• [Work request]
Every line of the records that contains the string "заказы" counts once; give the total and nothing else.

Excerpts from a dataset:
╭──

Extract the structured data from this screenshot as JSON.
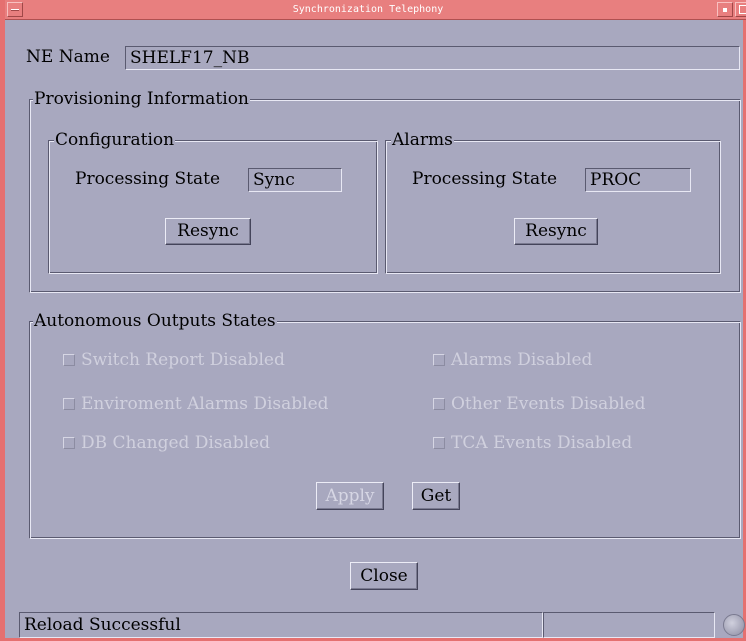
{
  "window": {
    "title": "Synchronization Telephony"
  },
  "ne": {
    "label": "NE Name",
    "value": "SHELF17_NB"
  },
  "provisioning": {
    "title": "Provisioning Information",
    "configuration": {
      "title": "Configuration",
      "state_label": "Processing State",
      "state_value": "Sync",
      "button": "Resync"
    },
    "alarms": {
      "title": "Alarms",
      "state_label": "Processing State",
      "state_value": "PROC",
      "button": "Resync"
    }
  },
  "autonomous": {
    "title": "Autonomous Outputs States",
    "checkboxes": [
      {
        "label": "Switch Report Disabled",
        "checked": false,
        "enabled": false
      },
      {
        "label": "Alarms Disabled",
        "checked": false,
        "enabled": false
      },
      {
        "label": "Enviroment Alarms Disabled",
        "checked": false,
        "enabled": false
      },
      {
        "label": "Other Events Disabled",
        "checked": false,
        "enabled": false
      },
      {
        "label": "DB Changed Disabled",
        "checked": false,
        "enabled": false
      },
      {
        "label": "TCA Events Disabled",
        "checked": false,
        "enabled": false
      }
    ],
    "apply_label": "Apply",
    "get_label": "Get"
  },
  "close_label": "Close",
  "status": {
    "message": "Reload Successful",
    "secondary": ""
  },
  "icons": {
    "window_menu": "window-menu-icon",
    "minimize": "minimize-icon",
    "maximize": "maximize-icon",
    "status_globe": "globe-icon"
  },
  "colors": {
    "background": "#a8a8bf",
    "titlebar": "#e87f7f",
    "disabled_text": "#d0d0de"
  }
}
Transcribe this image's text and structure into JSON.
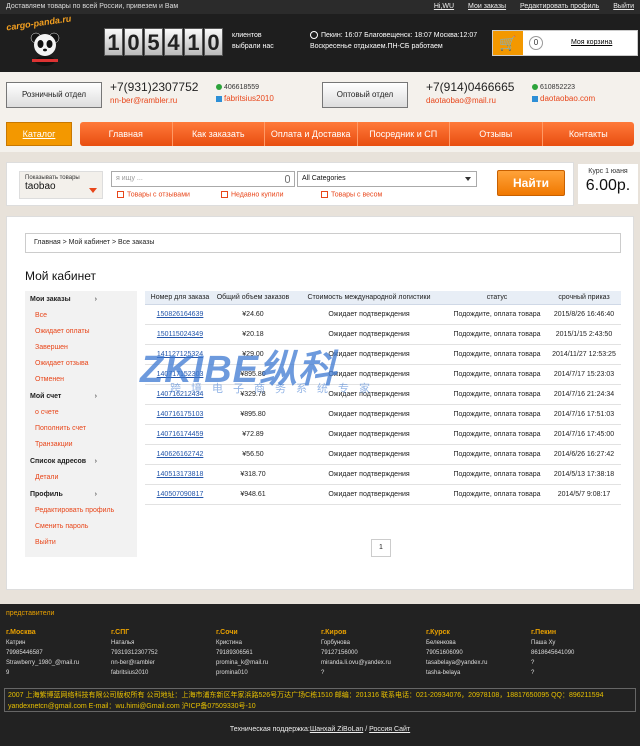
{
  "topbar": {
    "left": "Доставляем товары по всей России, привезем и Вам",
    "links": [
      "Hi,WU",
      "Мои заказы",
      "Редактировать профиль",
      "Выйти"
    ]
  },
  "header": {
    "brand": "cargo-panda.ru",
    "counter": [
      "1",
      "0",
      "5",
      "4",
      "1",
      "0"
    ],
    "clients_line1": "клиентов",
    "clients_line2": "выбрали нас",
    "time_line1": "Пекин: 16:07 Благовещенск: 18:07 Москва:12:07",
    "time_line2": "Воскресенье отдыхаем.ПН-СБ работаем",
    "cart_count": "0",
    "cart_label": "Моя корзина"
  },
  "contacts": {
    "retail": {
      "label": "Розничный отдел",
      "phone": "+7(931)2307752",
      "email": "nn-ber@rambler.ru",
      "qq": "406618559",
      "skype": "fabritsius2010"
    },
    "wholesale": {
      "label": "Оптовый отдел",
      "phone": "+7(914)0466665",
      "email": "daotaobao@mail.ru",
      "qq": "610852223",
      "skype": "daotaobao.com"
    }
  },
  "nav": {
    "catalog": "Каталог",
    "items": [
      "Главная",
      "Как заказать",
      "Оплата и Доставка",
      "Посредник и СП",
      "Отзывы",
      "Контакты"
    ]
  },
  "search": {
    "type_label": "Показывать товары",
    "type_value": "taobao",
    "placeholder": "я ищу ...",
    "category": "All Categories",
    "checks": [
      "Товары с отзывами",
      "Недавно купили",
      "Товары с весом"
    ],
    "button": "Найти"
  },
  "rate": {
    "label": "Курс 1 юаня",
    "value": "6.00р."
  },
  "breadcrumb": "Главная  > Мой кабинет  > Все заказы",
  "page_title": "Мой кабинет",
  "sidebar": [
    {
      "head": "Мои заказы",
      "chev": "›",
      "subs": [
        "Все",
        "Ожидает оплаты",
        "Завершен",
        "Ожидает отзыва",
        "Отменен"
      ]
    },
    {
      "head": "Мой счет",
      "chev": "›",
      "subs": [
        "о счете",
        "Пополнить счет",
        "Транзакции"
      ]
    },
    {
      "head": "Список адресов",
      "chev": "›",
      "subs": [
        "Детали"
      ]
    },
    {
      "head": "Профиль",
      "chev": "›",
      "subs": [
        "Редактировать профиль",
        "Сменить пароль",
        "Выйти"
      ]
    }
  ],
  "table": {
    "headers": [
      "Номер для заказа",
      "Общий объем заказов",
      "Стоимость международной логистики",
      "статус",
      "срочный приказ"
    ],
    "rows": [
      [
        "150826164639",
        "¥24.60",
        "Ожидает подтверждения",
        "Подождите, оплата товара",
        "2015/8/26 16:46:40"
      ],
      [
        "150115024349",
        "¥20.18",
        "Ожидает подтверждения",
        "Подождите, оплата товара",
        "2015/1/15 2:43:50"
      ],
      [
        "141127125324",
        "¥29.00",
        "Ожидает подтверждения",
        "Подождите, оплата товара",
        "2014/11/27 12:53:25"
      ],
      [
        "140717152303",
        "¥895.80",
        "Ожидает подтверждения",
        "Подождите, оплата товара",
        "2014/7/17 15:23:03"
      ],
      [
        "140716212434",
        "¥329.78",
        "Ожидает подтверждения",
        "Подождите, оплата товара",
        "2014/7/16 21:24:34"
      ],
      [
        "140716175103",
        "¥895.80",
        "Ожидает подтверждения",
        "Подождите, оплата товара",
        "2014/7/16 17:51:03"
      ],
      [
        "140716174459",
        "¥72.89",
        "Ожидает подтверждения",
        "Подождите, оплата товара",
        "2014/7/16 17:45:00"
      ],
      [
        "140626162742",
        "¥56.50",
        "Ожидает подтверждения",
        "Подождите, оплата товара",
        "2014/6/26 16:27:42"
      ],
      [
        "140513173818",
        "¥318.70",
        "Ожидает подтверждения",
        "Подождите, оплата товара",
        "2014/5/13 17:38:18"
      ],
      [
        "140507090817",
        "¥948.61",
        "Ожидает подтверждения",
        "Подождите, оплата товара",
        "2014/5/7 9:08:17"
      ]
    ]
  },
  "pager": "1",
  "watermark": {
    "big": "ZKIBE纵科",
    "small": "跨境电子商务系统专家"
  },
  "footer": {
    "title": "представители",
    "cities": [
      {
        "name": "г.Москва",
        "lines": [
          "Катрин",
          "79985446587",
          "Strawberry_1980_@mail.ru",
          "9"
        ]
      },
      {
        "name": "г.СПГ",
        "lines": [
          "Наталья",
          "79319312307752",
          "nn-ber@rambler",
          "fabritsius2010"
        ]
      },
      {
        "name": "г.Сочи",
        "lines": [
          "Кристина",
          "79189306561",
          "promina_k@mail.ru",
          "promina010"
        ]
      },
      {
        "name": "г.Киров",
        "lines": [
          "Горбунова",
          "79127156000",
          "miranda.li.ovu@yandex.ru",
          "?"
        ]
      },
      {
        "name": "г.Курск",
        "lines": [
          "Беленкова",
          "79051606090",
          "tasabelaya@yandex.ru",
          "tasha-belaya"
        ]
      },
      {
        "name": "г.Пекин",
        "lines": [
          "Паша Ху",
          "8618645641090",
          "?",
          "?"
        ]
      }
    ],
    "copyright_1": "2007 上海紫博蓝网络科技有限公司版权所有  公司地址：上海市浦东新区年家浜路526号万达广场C栋1510 邮编：201316 联系电话：021-20934076，20978108，18817650095 QQ：896211594",
    "copyright_2": "yandexnetcn@gmail.com E-mail：wu.himi@Gmail.com 沪ICP备07509330号-10",
    "support_prefix": "Техническая поддержка:",
    "support_link1": "Шанхай ZiBoLan",
    "support_sep": " / ",
    "support_link2": "Россия Сайт"
  }
}
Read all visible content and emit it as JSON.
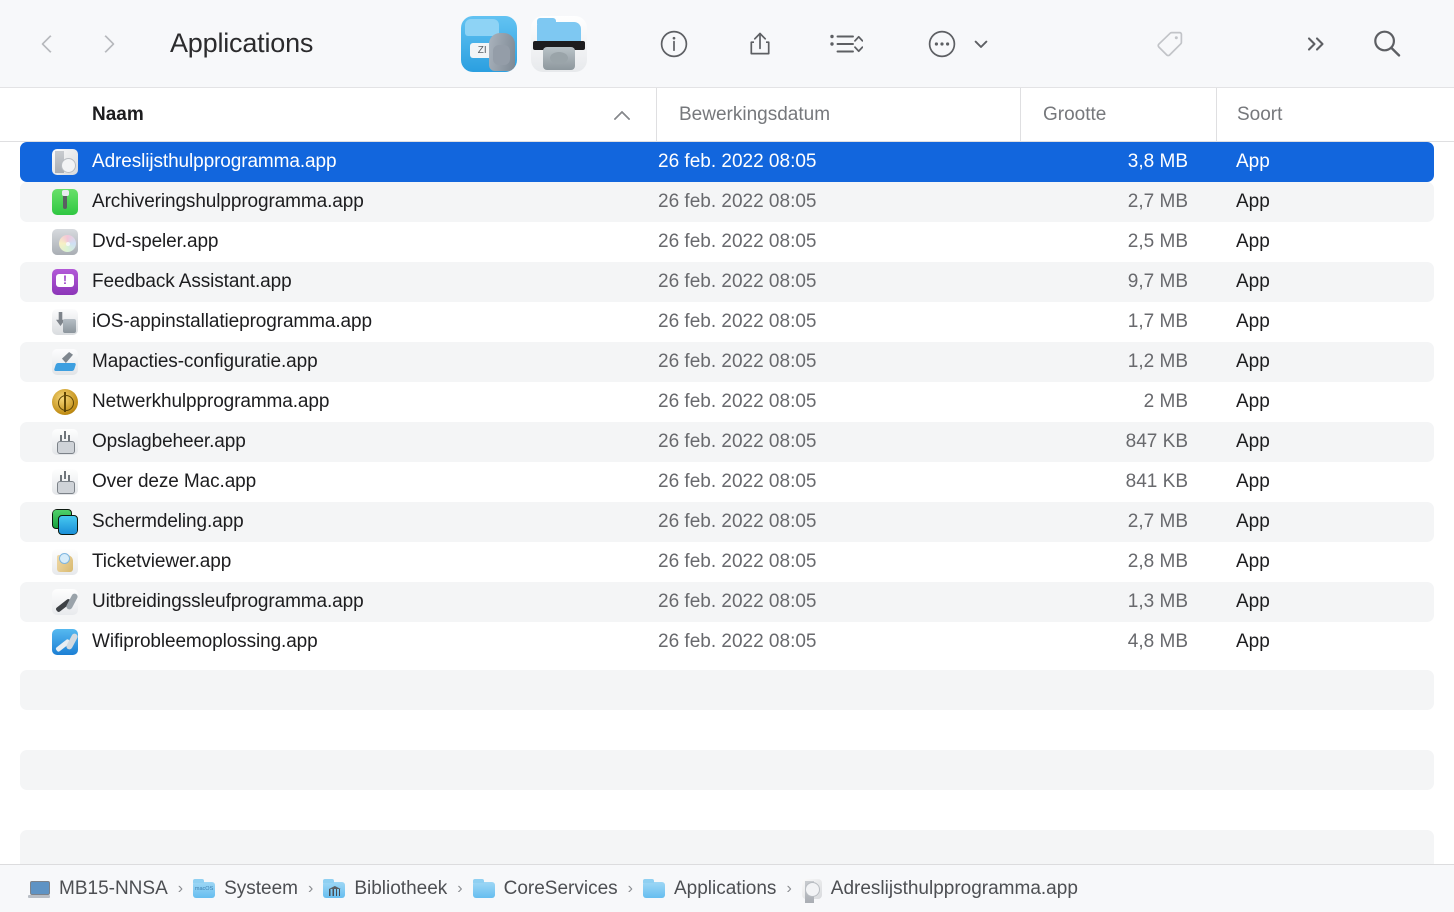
{
  "window": {
    "title": "Applications"
  },
  "toolbar": {
    "back_label": "Back",
    "forward_label": "Forward",
    "app_tiles": [
      {
        "name": "archive-utility-app-icon",
        "label": "Archiveringshulpprogramma",
        "zip_text": "ZI"
      },
      {
        "name": "printer-scanner-app-icon",
        "label": "Afdrukwachtrij"
      }
    ],
    "buttons": [
      {
        "icon": "info-icon",
        "label": "Info"
      },
      {
        "icon": "share-icon",
        "label": "Deel"
      },
      {
        "icon": "list-view-icon",
        "label": "Groepeer"
      },
      {
        "icon": "more-actions-icon",
        "label": "Meer"
      },
      {
        "icon": "tag-icon",
        "label": "Tags"
      },
      {
        "icon": "overflow-chevrons-icon",
        "label": "Meer opties"
      },
      {
        "icon": "search-icon",
        "label": "Zoek"
      }
    ]
  },
  "columns": {
    "name": "Naam",
    "date_modified": "Bewerkingsdatum",
    "size": "Grootte",
    "kind": "Soort",
    "sort_by": "Naam",
    "sort_direction": "ascending"
  },
  "files": [
    {
      "name": "Adreslijsthulpprogramma.app",
      "date": "26 feb. 2022 08:05",
      "size": "3,8 MB",
      "kind": "App",
      "icon": "addressbook-app-icon",
      "selected": true
    },
    {
      "name": "Archiveringshulpprogramma.app",
      "date": "26 feb. 2022 08:05",
      "size": "2,7 MB",
      "kind": "App",
      "icon": "archive-app-icon",
      "selected": false
    },
    {
      "name": "Dvd-speler.app",
      "date": "26 feb. 2022 08:05",
      "size": "2,5 MB",
      "kind": "App",
      "icon": "dvd-player-app-icon",
      "selected": false
    },
    {
      "name": "Feedback Assistant.app",
      "date": "26 feb. 2022 08:05",
      "size": "9,7 MB",
      "kind": "App",
      "icon": "feedback-assistant-app-icon",
      "selected": false
    },
    {
      "name": "iOS-appinstallatieprogramma.app",
      "date": "26 feb. 2022 08:05",
      "size": "1,7 MB",
      "kind": "App",
      "icon": "ios-app-installer-icon",
      "selected": false
    },
    {
      "name": "Mapacties-configuratie.app",
      "date": "26 feb. 2022 08:05",
      "size": "1,2 MB",
      "kind": "App",
      "icon": "folder-actions-setup-icon",
      "selected": false
    },
    {
      "name": "Netwerkhulpprogramma.app",
      "date": "26 feb. 2022 08:05",
      "size": "2 MB",
      "kind": "App",
      "icon": "network-utility-icon",
      "selected": false
    },
    {
      "name": "Opslagbeheer.app",
      "date": "26 feb. 2022 08:05",
      "size": "847 KB",
      "kind": "App",
      "icon": "storage-management-icon",
      "selected": false
    },
    {
      "name": "Over deze Mac.app",
      "date": "26 feb. 2022 08:05",
      "size": "841 KB",
      "kind": "App",
      "icon": "about-this-mac-icon",
      "selected": false
    },
    {
      "name": "Schermdeling.app",
      "date": "26 feb. 2022 08:05",
      "size": "2,7 MB",
      "kind": "App",
      "icon": "screen-sharing-icon",
      "selected": false
    },
    {
      "name": "Ticketviewer.app",
      "date": "26 feb. 2022 08:05",
      "size": "2,8 MB",
      "kind": "App",
      "icon": "ticket-viewer-icon",
      "selected": false
    },
    {
      "name": "Uitbreidingssleufprogramma.app",
      "date": "26 feb. 2022 08:05",
      "size": "1,3 MB",
      "kind": "App",
      "icon": "expansion-slot-utility-icon",
      "selected": false
    },
    {
      "name": "Wifiprobleemoplossing.app",
      "date": "26 feb. 2022 08:05",
      "size": "4,8 MB",
      "kind": "App",
      "icon": "wireless-diagnostics-icon",
      "selected": false
    }
  ],
  "breadcrumb": [
    {
      "label": "MB15-NNSA",
      "icon": "laptop-icon"
    },
    {
      "label": "Systeem",
      "icon": "macos-folder-icon"
    },
    {
      "label": "Bibliotheek",
      "icon": "library-folder-icon"
    },
    {
      "label": "CoreServices",
      "icon": "folder-icon"
    },
    {
      "label": "Applications",
      "icon": "folder-icon"
    },
    {
      "label": "Adreslijsthulpprogramma.app",
      "icon": "addressbook-app-icon"
    }
  ],
  "breadcrumb_separator": "›",
  "colors": {
    "selection_blue": "#1266dd",
    "toolbar_bg": "#f7f8fa",
    "stripe_bg": "#f4f5f6",
    "text_primary": "#1d1d1f",
    "text_secondary": "#68696d"
  }
}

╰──

• [The completed task]
3